ENTRIES SHOWN section start

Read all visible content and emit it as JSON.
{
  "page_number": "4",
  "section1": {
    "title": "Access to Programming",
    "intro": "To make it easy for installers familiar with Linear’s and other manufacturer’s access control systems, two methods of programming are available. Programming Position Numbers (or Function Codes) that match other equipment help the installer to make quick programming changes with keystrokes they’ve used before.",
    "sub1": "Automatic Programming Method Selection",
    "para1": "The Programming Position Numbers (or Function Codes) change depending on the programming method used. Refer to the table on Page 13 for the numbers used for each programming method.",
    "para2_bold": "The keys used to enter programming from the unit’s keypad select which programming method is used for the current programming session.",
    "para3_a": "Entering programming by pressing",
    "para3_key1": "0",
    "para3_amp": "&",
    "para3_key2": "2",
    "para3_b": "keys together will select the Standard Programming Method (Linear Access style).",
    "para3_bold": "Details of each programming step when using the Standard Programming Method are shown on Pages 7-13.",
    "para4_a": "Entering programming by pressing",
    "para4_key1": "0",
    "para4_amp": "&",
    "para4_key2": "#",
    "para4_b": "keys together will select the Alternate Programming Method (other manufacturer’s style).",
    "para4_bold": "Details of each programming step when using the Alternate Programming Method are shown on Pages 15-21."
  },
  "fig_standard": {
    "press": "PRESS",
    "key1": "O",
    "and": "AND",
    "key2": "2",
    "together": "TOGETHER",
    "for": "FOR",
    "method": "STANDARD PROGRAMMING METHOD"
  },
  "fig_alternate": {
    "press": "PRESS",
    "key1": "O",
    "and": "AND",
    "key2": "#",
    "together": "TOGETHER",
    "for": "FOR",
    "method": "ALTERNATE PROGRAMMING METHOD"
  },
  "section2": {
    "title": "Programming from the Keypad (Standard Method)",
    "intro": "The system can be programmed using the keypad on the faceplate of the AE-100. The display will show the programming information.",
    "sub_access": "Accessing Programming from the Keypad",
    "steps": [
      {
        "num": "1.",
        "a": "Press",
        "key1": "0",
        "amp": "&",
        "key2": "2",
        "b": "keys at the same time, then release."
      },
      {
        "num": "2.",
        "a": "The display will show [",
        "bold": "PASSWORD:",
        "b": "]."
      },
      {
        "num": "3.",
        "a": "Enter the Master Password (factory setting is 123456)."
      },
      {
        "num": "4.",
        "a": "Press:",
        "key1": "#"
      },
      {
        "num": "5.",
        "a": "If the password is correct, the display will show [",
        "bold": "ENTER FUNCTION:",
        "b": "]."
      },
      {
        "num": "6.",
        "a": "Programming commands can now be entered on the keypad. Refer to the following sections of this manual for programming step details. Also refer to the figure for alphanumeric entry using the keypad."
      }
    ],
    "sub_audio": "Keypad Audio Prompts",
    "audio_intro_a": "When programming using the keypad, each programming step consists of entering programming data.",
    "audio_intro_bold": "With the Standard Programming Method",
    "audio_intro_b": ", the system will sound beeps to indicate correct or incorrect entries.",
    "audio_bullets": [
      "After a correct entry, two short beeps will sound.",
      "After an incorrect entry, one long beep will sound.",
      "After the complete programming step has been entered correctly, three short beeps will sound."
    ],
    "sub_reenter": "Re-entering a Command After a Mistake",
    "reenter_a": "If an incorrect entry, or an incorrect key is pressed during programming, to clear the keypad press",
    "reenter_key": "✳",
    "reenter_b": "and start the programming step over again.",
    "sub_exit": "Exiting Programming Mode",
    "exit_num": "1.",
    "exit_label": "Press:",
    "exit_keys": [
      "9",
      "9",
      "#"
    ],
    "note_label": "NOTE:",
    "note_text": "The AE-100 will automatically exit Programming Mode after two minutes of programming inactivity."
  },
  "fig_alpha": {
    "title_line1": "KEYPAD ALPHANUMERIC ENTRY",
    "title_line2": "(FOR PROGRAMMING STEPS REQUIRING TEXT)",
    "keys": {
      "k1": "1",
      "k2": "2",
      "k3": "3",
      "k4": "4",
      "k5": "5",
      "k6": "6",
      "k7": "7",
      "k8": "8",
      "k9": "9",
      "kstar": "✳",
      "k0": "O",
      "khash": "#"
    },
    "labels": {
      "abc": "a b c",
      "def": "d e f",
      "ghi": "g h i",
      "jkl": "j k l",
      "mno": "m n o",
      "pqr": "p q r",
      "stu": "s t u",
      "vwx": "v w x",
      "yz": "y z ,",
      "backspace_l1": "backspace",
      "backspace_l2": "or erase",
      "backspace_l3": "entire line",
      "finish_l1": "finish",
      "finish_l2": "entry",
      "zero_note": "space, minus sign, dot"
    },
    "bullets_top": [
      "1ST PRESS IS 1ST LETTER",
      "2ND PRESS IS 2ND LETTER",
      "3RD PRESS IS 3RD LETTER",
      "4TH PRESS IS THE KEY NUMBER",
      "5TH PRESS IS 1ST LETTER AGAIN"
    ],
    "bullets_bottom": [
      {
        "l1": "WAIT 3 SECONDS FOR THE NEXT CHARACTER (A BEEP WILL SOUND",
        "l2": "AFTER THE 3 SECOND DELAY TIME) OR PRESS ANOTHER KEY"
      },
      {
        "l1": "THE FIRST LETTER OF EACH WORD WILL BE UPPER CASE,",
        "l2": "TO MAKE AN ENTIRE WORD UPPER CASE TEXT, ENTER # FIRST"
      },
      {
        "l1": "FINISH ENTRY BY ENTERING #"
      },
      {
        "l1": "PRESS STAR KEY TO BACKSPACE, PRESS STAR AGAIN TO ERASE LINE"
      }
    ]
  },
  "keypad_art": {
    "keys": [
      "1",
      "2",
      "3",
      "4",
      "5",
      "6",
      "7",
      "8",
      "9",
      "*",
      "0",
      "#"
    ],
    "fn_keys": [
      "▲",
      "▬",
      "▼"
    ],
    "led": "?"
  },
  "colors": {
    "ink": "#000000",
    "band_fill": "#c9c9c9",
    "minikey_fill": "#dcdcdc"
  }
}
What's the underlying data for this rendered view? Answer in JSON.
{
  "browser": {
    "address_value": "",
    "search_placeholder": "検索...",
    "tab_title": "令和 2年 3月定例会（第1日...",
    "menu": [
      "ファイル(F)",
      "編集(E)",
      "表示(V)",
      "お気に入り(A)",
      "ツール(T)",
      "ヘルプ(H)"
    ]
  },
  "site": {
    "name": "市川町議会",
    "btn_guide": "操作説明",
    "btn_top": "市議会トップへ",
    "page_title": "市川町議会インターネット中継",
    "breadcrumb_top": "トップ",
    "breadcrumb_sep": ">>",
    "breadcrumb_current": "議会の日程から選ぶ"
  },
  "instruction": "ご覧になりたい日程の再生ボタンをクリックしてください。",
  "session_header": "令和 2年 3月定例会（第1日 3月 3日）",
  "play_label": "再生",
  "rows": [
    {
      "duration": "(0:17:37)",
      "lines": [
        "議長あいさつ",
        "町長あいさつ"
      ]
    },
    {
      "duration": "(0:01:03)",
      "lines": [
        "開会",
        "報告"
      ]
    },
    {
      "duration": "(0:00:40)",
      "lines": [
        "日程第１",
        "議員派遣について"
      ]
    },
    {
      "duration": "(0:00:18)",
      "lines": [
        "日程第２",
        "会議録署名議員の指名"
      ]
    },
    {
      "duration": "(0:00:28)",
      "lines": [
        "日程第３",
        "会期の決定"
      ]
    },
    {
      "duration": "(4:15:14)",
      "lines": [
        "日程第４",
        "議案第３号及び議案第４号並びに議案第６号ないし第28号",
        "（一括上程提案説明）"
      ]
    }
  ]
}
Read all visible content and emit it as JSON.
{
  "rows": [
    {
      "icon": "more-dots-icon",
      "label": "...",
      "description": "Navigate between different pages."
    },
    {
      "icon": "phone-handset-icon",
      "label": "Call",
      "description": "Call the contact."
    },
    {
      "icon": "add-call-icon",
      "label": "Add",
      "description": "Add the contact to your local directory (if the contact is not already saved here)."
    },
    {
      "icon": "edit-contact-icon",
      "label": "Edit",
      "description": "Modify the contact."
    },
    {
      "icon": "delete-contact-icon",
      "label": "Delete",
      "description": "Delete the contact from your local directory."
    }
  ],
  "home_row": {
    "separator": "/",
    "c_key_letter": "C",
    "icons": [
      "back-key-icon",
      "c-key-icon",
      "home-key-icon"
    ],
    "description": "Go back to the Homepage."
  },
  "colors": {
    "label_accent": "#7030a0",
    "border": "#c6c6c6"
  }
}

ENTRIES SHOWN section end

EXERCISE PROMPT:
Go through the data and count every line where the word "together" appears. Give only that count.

WRITTEN RESPONSE:
4